WORK ORDER: Every line of the following records that includes "JSON" should be copied.

INPUT:
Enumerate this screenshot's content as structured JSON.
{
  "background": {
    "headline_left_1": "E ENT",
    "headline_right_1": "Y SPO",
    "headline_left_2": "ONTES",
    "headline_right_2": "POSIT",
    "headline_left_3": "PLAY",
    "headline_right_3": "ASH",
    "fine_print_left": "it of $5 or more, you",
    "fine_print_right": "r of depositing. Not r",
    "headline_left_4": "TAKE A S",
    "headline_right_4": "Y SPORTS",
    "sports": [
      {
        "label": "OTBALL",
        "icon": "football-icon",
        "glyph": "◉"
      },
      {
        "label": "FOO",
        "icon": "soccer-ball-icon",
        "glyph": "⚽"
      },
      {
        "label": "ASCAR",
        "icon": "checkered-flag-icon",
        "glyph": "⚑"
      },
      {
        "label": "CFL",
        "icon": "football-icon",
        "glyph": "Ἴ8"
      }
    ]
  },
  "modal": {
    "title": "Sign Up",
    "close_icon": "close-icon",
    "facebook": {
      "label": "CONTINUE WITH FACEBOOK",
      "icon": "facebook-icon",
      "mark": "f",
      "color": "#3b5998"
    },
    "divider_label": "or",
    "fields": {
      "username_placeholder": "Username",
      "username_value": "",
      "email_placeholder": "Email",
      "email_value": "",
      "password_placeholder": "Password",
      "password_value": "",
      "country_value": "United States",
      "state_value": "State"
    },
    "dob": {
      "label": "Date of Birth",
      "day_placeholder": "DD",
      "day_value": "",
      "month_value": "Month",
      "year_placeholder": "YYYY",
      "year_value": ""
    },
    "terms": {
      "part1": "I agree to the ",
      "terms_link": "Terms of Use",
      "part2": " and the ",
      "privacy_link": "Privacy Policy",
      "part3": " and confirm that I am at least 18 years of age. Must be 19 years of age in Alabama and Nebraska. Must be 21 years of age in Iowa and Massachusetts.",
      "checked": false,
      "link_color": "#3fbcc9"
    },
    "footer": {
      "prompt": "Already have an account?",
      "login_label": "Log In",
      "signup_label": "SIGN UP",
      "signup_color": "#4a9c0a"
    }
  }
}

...

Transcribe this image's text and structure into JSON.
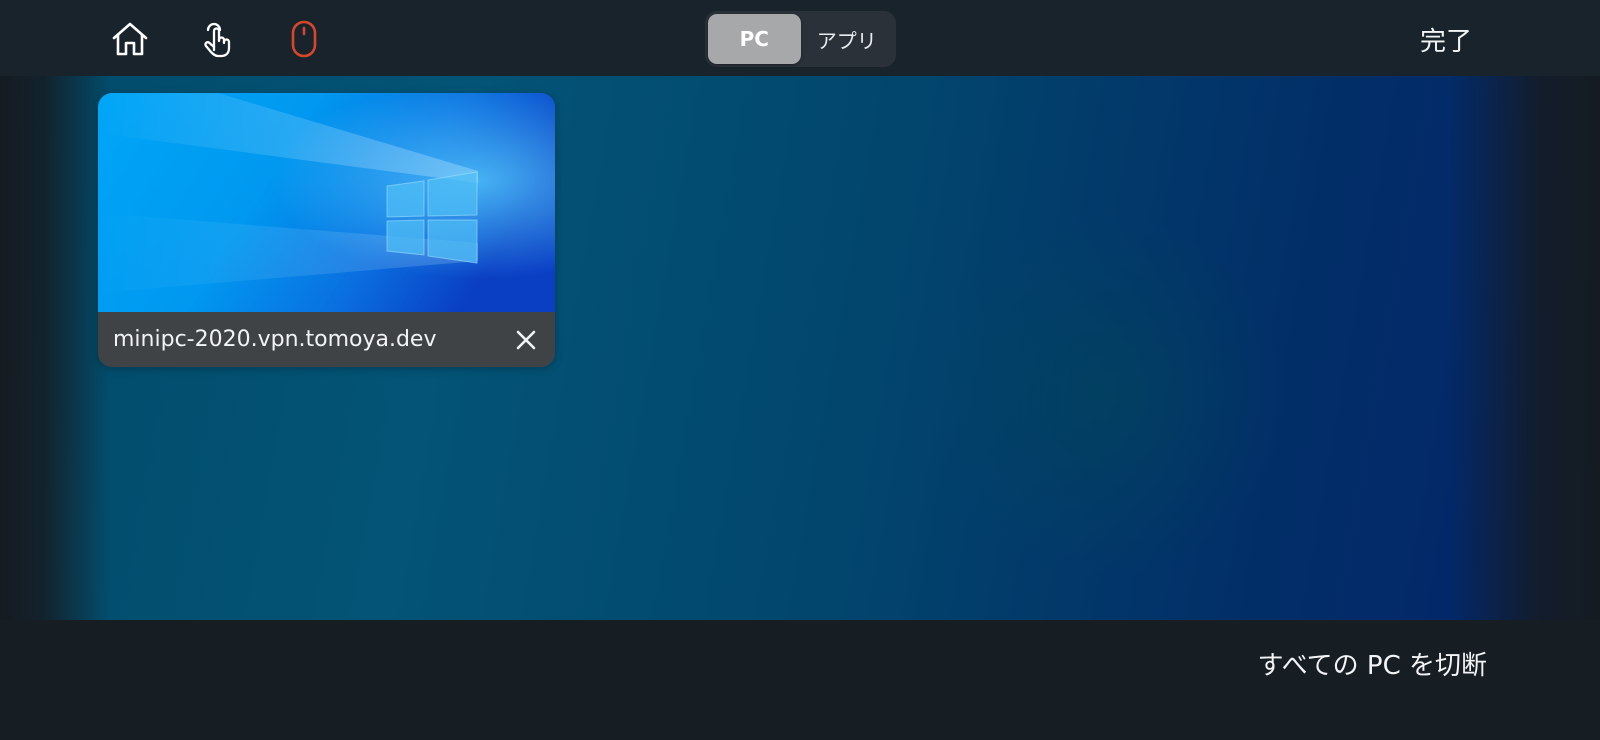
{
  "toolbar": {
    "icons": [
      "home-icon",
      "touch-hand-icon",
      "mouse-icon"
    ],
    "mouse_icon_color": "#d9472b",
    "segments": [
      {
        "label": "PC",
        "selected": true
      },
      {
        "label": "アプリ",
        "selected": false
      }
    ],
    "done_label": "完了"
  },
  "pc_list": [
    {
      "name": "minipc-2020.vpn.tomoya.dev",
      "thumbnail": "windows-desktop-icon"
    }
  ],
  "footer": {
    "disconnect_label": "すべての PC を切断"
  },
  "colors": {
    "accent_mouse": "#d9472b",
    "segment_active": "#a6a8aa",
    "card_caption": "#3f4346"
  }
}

TASK SOLUTION:
Enumerate this screenshot's content as structured JSON.
Transcribe this image's text and structure into JSON.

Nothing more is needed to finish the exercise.